The bottom illustration shows the hand position, the top illustration, 
the same with actual fabric and yarn, and with a crochet hook poked through. 
The right hand (not shown on this illustration) manipulates the 
crochet hook, with only the thumb of the left hand in front 
of the fabric, and the other fingers of the left hand behind the fabric.

I am right handed so my left hand holds the fabric and the yarn.  Admittedly, as a right-handed German-style knitter (yarn fed off the left hand)  using my left index finger to positon and feed the yarn in slip stitching is identical to feeding a knitting yarn, so my hands are used to it. If I were an English-style knitter (yarn fed off the right hand) the learning curve would surely be steeper. (In the silver-lining/lemons-from-lemonade department, learning to feed yarn off both hands makes two-handed color knitting easier)

In the above illustration, the top panel is shown from above the work, with fabric.  The bottom panel shows the L hand as it appears from the front, but without fabric.

The below illustration shows the two hands as they appear from the front of the work with fabric. As you can see, from the front, the only part of the left hand showing is the thumb: the method of of clutching the fabric means the fabric hides the other fingers of the left hand behind it.

The position of the hands from the front.  The only part of the
holding hand (left) which shows is the thumb, the other fingers
are behind the fabric

The right hand is responsible for manipulating the crochet hook, thus drawing the yarn from the back of the fabric to the front in a loop, then pulling that newly-made loop through the previous loop around the barrel of the crochet hook (which is what slip stitching is.)

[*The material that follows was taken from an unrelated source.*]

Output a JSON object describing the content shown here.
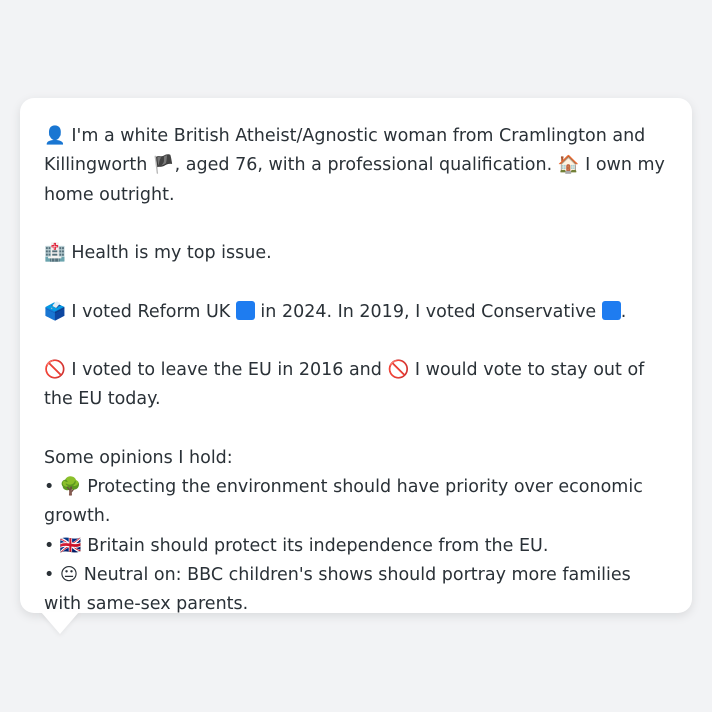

If you prefer  moving pictures to still illustrations, here's a 2-minute video. Note that in the still illustrations above, I am applying the slip stitch to the reverse stockinette side of a fabric, whereas in the video, the slip stitching is on the smooth face.  However, the action of working the slip stitch (Fake Latvian Braid) through the thickness of a fabric using a crochet hook is identical, regardless of to which face the braid is applied.

Last thing:  The illustrations in this post and the video are meant only to show the hand position, rythym and gross motions. Neither shows the actual mechanics of how to catch the yarn around the hook, where to insert the hook, or anything beyond the barest hint of why FLB is so groovy. Instead, those details are found in these previous posts:
Good knitting (or should I say, slip-stitching?)